Native azaleas typically aren’t pruned, but if you choose to prune, do so after they bloom and before the new buds set the following spring.
“You don’t have to prune them, but you may want to if they grow outside the area where you planted them,” said Robacker. “But please don’t try to create a meatball shape. Natives aren’t meant to be shaped like that.”
Over her 37-year career at UGA-Griffin, Baden has developed a dark green thumb. Her advice to azalea lovers is simple: Don’t move them once they are established.
“If you want an azalea in another area of your yard, take cuttings from your azaleas and root new plants,” she said.
To do this, select shoots that are about 6 inches long. Snap the branch to remove a cutting. Place the cutting in a plastic bag with a damp paper towel and label the bag.
“Keep the bag out of the sun. Put the bag of cuttings in the refrigerator overnight,” she said.
The next day, trim the cuttings from the bottom to create a 4- to 6-inch cutting. Remove all the leaves except the top pair, and trim these by about half to reduce plant stress.
“Wound about a half-inch of the lower stem of the cutting by scraping the surface with a sharp knife. Dip the cuttings in a rooting hormone of your choice, liquid or powder,” Baden said. “Stick cuttings in a mix of milled sphagnum moss and coarse perlite mixed 1-1.”
Place the cuttings in light shade under an automatic misting system to keep them moist for several weeks.
“If you don’t have an automatic system, create a humidity dome out of a plastic shoe box or corsage box. Gradually open the box over a few weeks to decrease the humidity and allow the cuttings to adapt to the drier air,” she said.
After several weeks, the cuttings should have roots. Allow the newly rooted cuttings to grow undisturbed their first season. Cuttings must overwinter in a protected, cold environment and go dormant. Newly rooted azalea cuttings should bloom two years after being established.
For more in-depth information on selecting and growing azaleas, search UGA Extension publications at extension.uga.edu/publications.
(Sharon Dowdy is a news editor with the University of Georgia College of Agricultural and Environmental Sciences.)
Native azaleas typically have tubular flowers with long stamens that extend beyond their petals.

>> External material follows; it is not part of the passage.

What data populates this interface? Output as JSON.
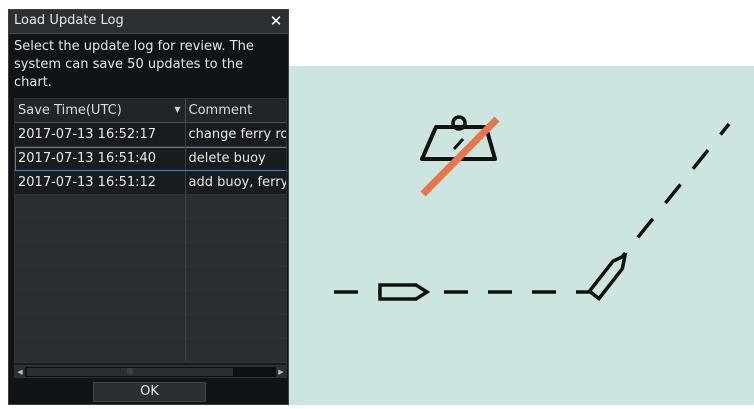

University of Georgia scientist Carol Robacker is studying many of the native azaleas that grow in the Piedmont region to determine which ones are adapted to Georgia.Download Image
University of Georgia research technician Sherrod Baden (far left) is shown sharing her knowledge of native azaleas with a group of visitors at the UGA Research and Education Garden in Griffin, Georgia.Download Image
University of Georgia plant breeder Carol Robacker (in purple coat) has studied azaleas for the past 25 years. She and her research technicians, Allen Byous (far left) and Sherrod Baden (in cap and sunglasses), have learned a lot about one of the South's most popular flowers. Byous is shown leading an educational session on native azaleas on a windy day in April at the UGA Research and Education Garden in Griffin, Georgia.Download Image